Could every line below be written out exactly as it appears?

-------------------------

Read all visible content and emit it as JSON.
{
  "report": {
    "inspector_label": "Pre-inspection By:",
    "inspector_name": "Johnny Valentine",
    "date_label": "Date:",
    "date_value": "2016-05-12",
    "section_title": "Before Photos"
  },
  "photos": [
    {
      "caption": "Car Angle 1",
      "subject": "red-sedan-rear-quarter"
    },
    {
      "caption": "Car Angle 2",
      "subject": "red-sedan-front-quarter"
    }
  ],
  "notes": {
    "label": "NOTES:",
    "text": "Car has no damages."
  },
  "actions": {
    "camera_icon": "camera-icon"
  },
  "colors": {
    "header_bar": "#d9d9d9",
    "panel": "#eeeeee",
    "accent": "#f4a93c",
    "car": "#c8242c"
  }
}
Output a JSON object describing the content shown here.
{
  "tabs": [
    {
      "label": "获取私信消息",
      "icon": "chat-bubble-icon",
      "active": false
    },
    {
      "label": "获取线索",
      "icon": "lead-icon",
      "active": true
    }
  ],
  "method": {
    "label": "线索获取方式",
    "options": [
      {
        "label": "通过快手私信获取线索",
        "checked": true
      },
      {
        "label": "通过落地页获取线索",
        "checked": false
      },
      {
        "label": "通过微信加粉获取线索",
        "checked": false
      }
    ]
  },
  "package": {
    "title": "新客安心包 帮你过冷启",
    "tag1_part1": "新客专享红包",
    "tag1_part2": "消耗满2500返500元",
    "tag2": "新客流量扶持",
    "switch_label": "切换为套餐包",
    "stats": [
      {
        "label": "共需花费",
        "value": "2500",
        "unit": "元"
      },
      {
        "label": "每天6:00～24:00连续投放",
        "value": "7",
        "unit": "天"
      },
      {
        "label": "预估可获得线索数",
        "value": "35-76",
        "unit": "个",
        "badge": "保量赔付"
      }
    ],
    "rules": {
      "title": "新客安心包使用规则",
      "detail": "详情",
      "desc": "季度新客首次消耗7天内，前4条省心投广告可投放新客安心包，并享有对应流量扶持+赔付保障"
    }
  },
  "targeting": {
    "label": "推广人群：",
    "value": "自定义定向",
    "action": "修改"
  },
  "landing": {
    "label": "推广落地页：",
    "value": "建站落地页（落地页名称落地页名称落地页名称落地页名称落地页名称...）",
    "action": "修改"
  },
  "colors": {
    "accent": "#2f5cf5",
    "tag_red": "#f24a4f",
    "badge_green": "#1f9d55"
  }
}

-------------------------

## THE ANSWER
Read all visible content and emit it as JSON.
{
  "report": {
    "inspector_label": "Pre-inspection By:",
    "inspector_name": "Johnny Valentine",
    "date_label": "Date:",
    "date_value": "2016-05-12",
    "section_title": "Before Photos"
  },
  "photos": [
    {
      "caption": "Car Angle 1",
      "subject": "red-sedan-rear-quarter"
    },
    {
      "caption": "Car Angle 2",
      "subject": "red-sedan-front-quarter"
    }
  ],
  "notes": {
    "label": "NOTES:",
    "text": "Car has no damages."
  },
  "actions": {
    "camera_icon": "camera-icon"
  },
  "colors": {
    "header_bar": "#d9d9d9",
    "panel": "#eeeeee",
    "accent": "#f4a93c",
    "car": "#c8242c"
  }
}
Output a JSON object describing the content shown here.
{
  "tabs": [
    {
      "label": "获取私信消息",
      "icon": "chat-bubble-icon",
      "active": false
    },
    {
      "label": "获取线索",
      "icon": "lead-icon",
      "active": true
    }
  ],
  "method": {
    "label": "线索获取方式",
    "options": [
      {
        "label": "通过快手私信获取线索",
        "checked": true
      },
      {
        "label": "通过落地页获取线索",
        "checked": false
      },
      {
        "label": "通过微信加粉获取线索",
        "checked": false
      }
    ]
  },
  "package": {
    "title": "新客安心包 帮你过冷启",
    "tag1_part1": "新客专享红包",
    "tag1_part2": "消耗满2500返500元",
    "tag2": "新客流量扶持",
    "switch_label": "切换为套餐包",
    "stats": [
      {
        "label": "共需花费",
        "value": "2500",
        "unit": "元"
      },
      {
        "label": "每天6:00～24:00连续投放",
        "value": "7",
        "unit": "天"
      },
      {
        "label": "预估可获得线索数",
        "value": "35-76",
        "unit": "个",
        "badge": "保量赔付"
      }
    ],
    "rules": {
      "title": "新客安心包使用规则",
      "detail": "详情",
      "desc": "季度新客首次消耗7天内，前4条省心投广告可投放新客安心包，并享有对应流量扶持+赔付保障"
    }
  },
  "targeting": {
    "label": "推广人群：",
    "value": "自定义定向",
    "action": "修改"
  },
  "landing": {
    "label": "推广落地页：",
    "value": "建站落地页（落地页名称落地页名称落地页名称落地页名称落地页名称...）",
    "action": "修改"
  },
  "colors": {
    "accent": "#2f5cf5",
    "tag_red": "#f24a4f",
    "badge_green": "#1f9d55"
  }
}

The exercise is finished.